If you know bluegrass, you know the following people: Tony Trischa (banjo), Mike Marshall (mando), Darol Anger (fiddle), Todd Phillips (bass), David Grier (guitar). These folks are the cream-of-the-crop instrumentalists. However, if you know bluegrass, you know that this isn’t bluegrass. They played an eclectic jazz-fusion grass. I’m not sure what to call it. One or two tunes almost approached bluegrass, sort of. Trischa played with a violin bow on his banjo, for the riff to the bands version of Hendrix’s “Third Stone from the Sun.” It was fun to watch Marshall play his mando. But this particular set just didn’t grab me. If you want to find out more about these folks, take a listen to some David Grisman Quintet configurations. Phillips does a lot of work with Laurie Lewis, too. If you’re looking for instructional material for your instrument, check these guys out. There’s a chance that I’ve seen this band at one of the Wintergrass festivals (Tacoma, Wash.), but it would take some research to find out.
Dailey & Vincent (New this Year)
I didn’t know a thing about these guys going in. It sounds like it’s going to be a duo, but you get a whole band. They had good players, who all sang, and most of the songs featured extremely choreographed 4 and 5 part harmony. Most songs were original gospel based tunes.
Ralph Stanley and the Clinch Mountain Boys (New this Year)
It was an honor to see this living legend. One half of the iconic Stanley Brothers, Ralph Stanley is a pillar in the bluegrass-Appalachian mountain music genre. He’s worked with just about every bluegrass/country person you can think of. He even recently recorded a song with Bob Dylan, who was reported to say it was the most fun he had. Stanley has won numerous national awards, honorary degrees, presidential medals of honor, and lifetime achievement awards. He was the inspiration and contributor to the “O Brother Where Art Thou” movie soundtrack.
Ralph’s age and his health made him rely on his band for most of the playing. But he was as upbeat and cheerful as he could be, even telling a few jokes between songs. He sang and added his distinctive vocal to several songs, and performed one solo vocal number, “Oh Death.” He did take off his jacket and donned the banjo for two songs – adding his classic clawhammer style playing to the mix. His band featured his son, and his grandson.

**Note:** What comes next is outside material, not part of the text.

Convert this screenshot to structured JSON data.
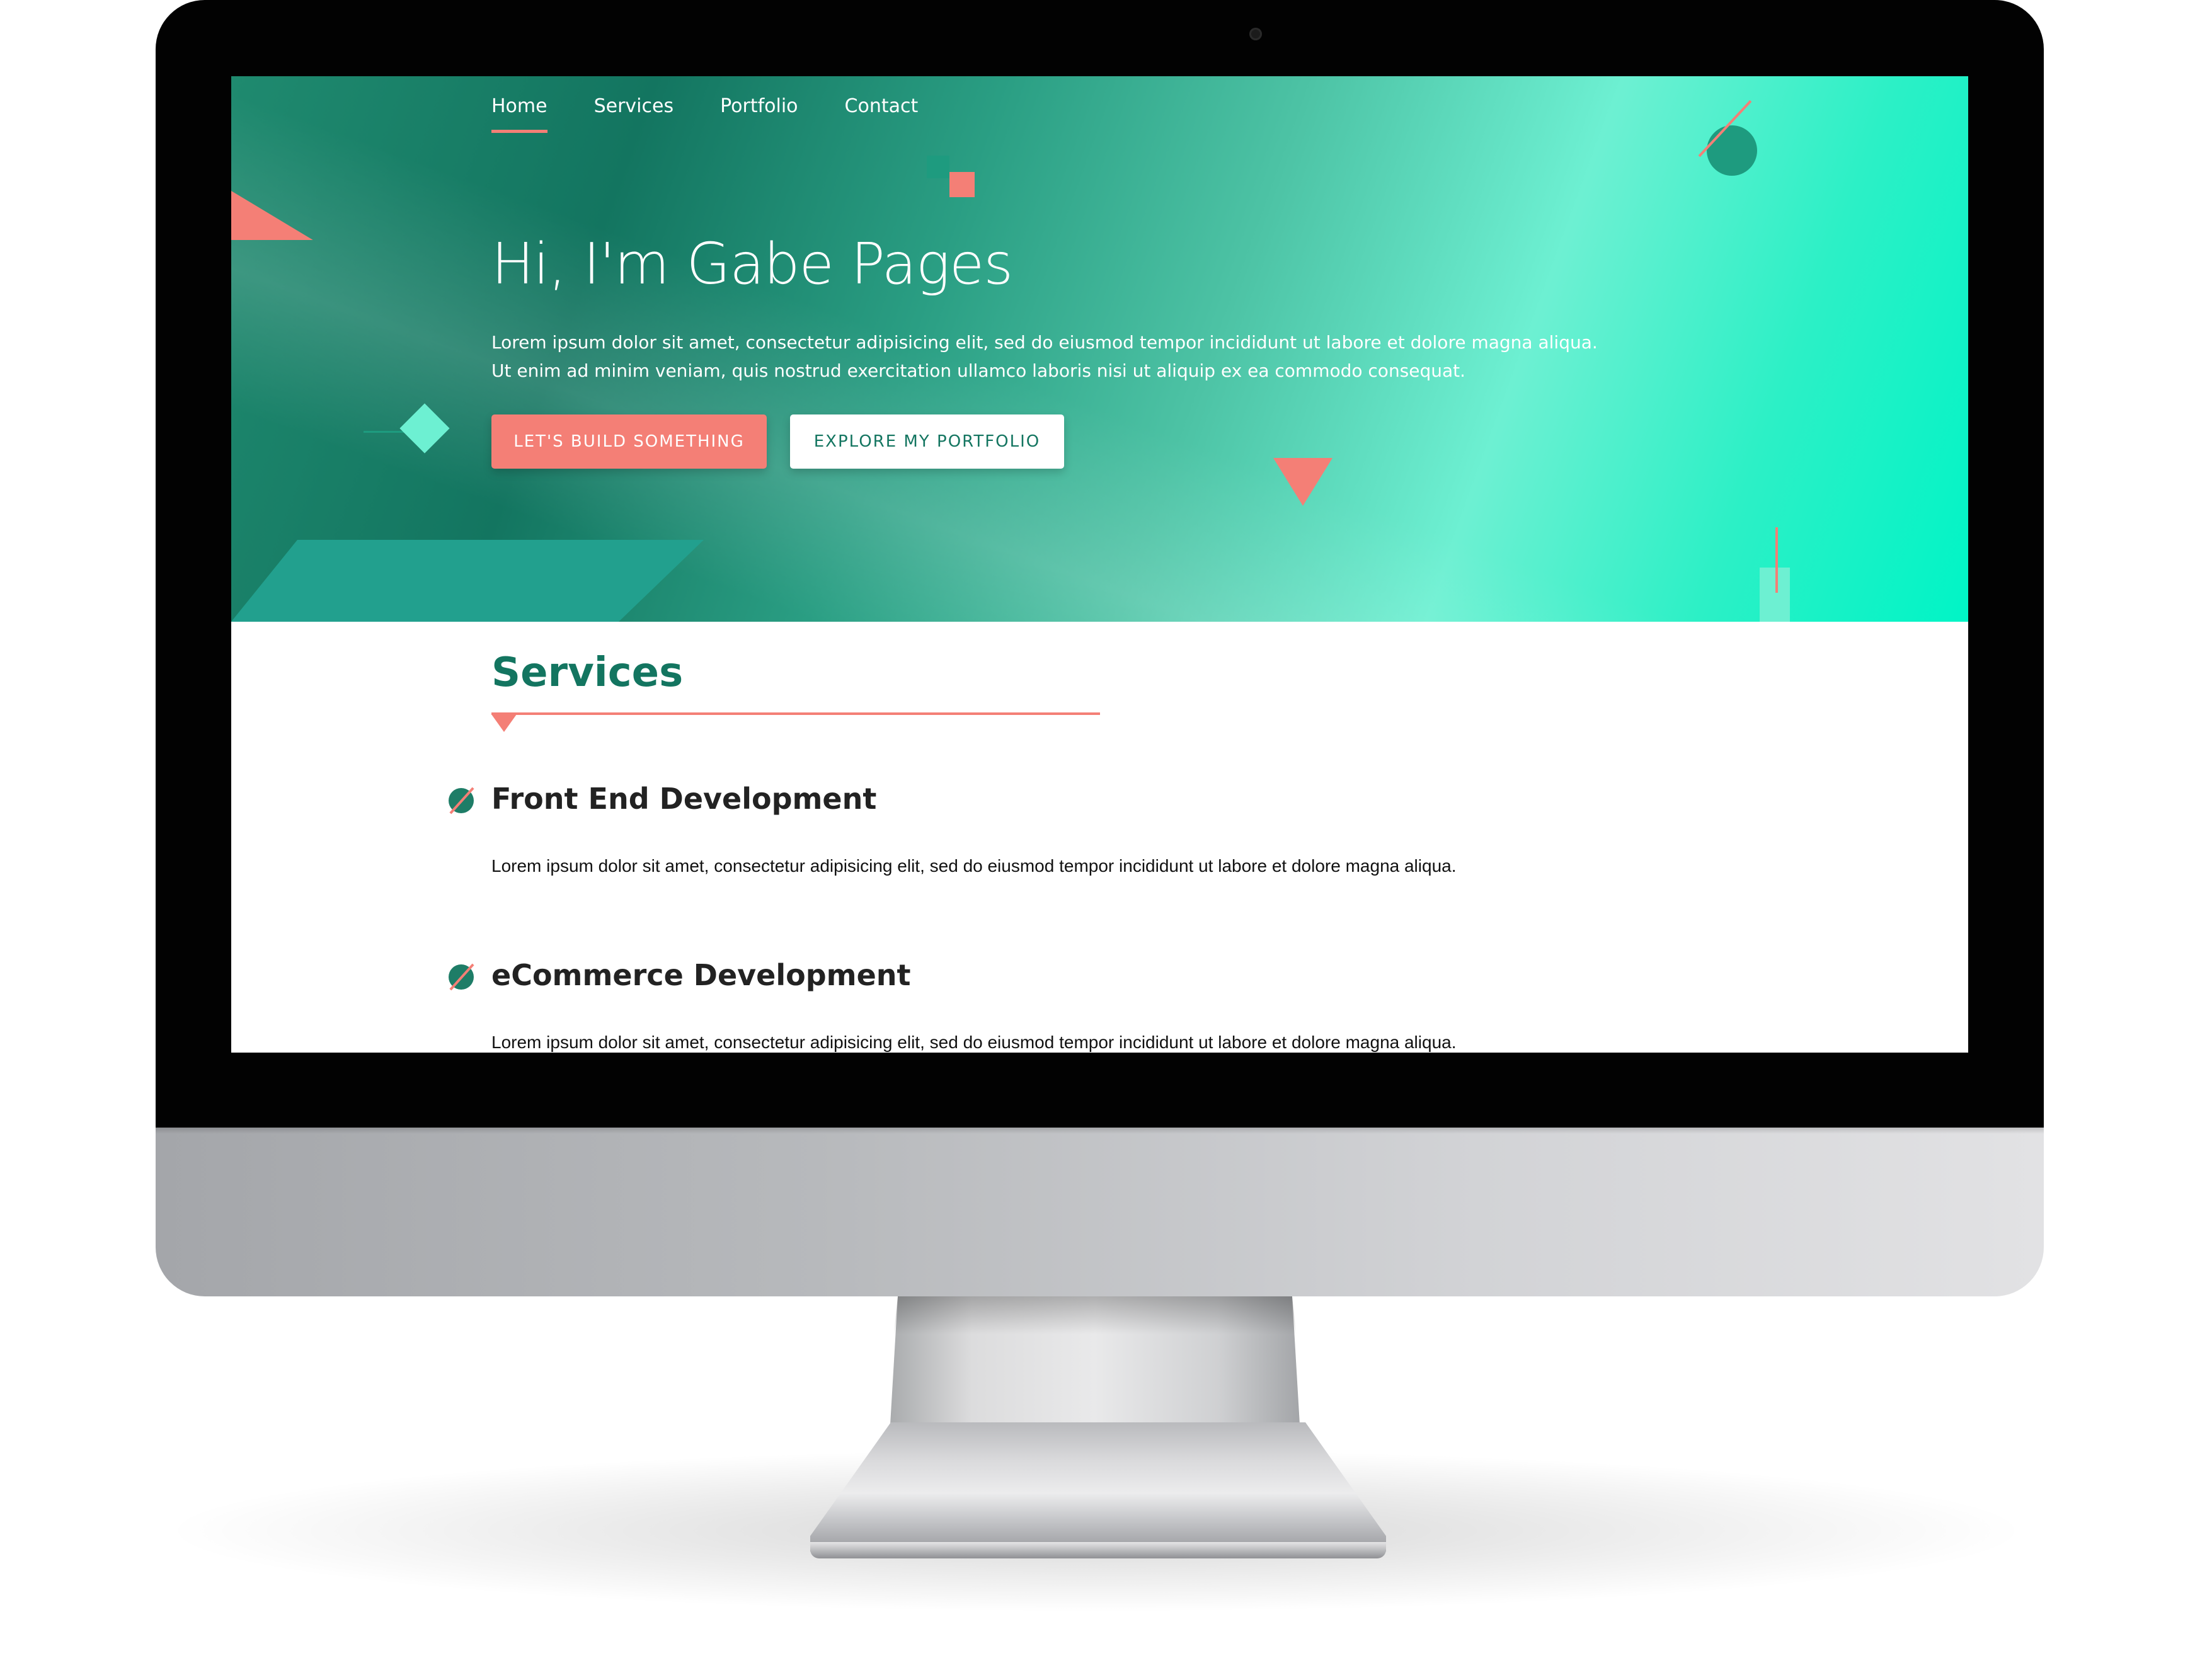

Here’s the set, as best as I could tell:
Sally Goodin (instr.)
Soldiers Joy (instr)
If this guitar could talk
Clinch Mt. Backstep (instr.)
I’ll Answer the Call
Lonesome Without You
Liza Jane (vocal/banjo)
Pass Me Not
Orange Blossom Special (instr.)
Bill Bailey?? (instr)
Think of What You’ve Done
Moms are the Reason Flowers Grow
Sunny Side of the Mountain (instr.)
Will the Circle Be Unbroken (all-star jam)
Alright, that was a good show. I’m already planning for February, and it’s gonna rock. Even though ordering tickets online doesn’t quite have the same feeling as getting up early to go stand in the ol’ “Ticketron” line (remember Ticketron???), I guess it saves a bunch of running around. I’d better get on-line now, before the big sell-out!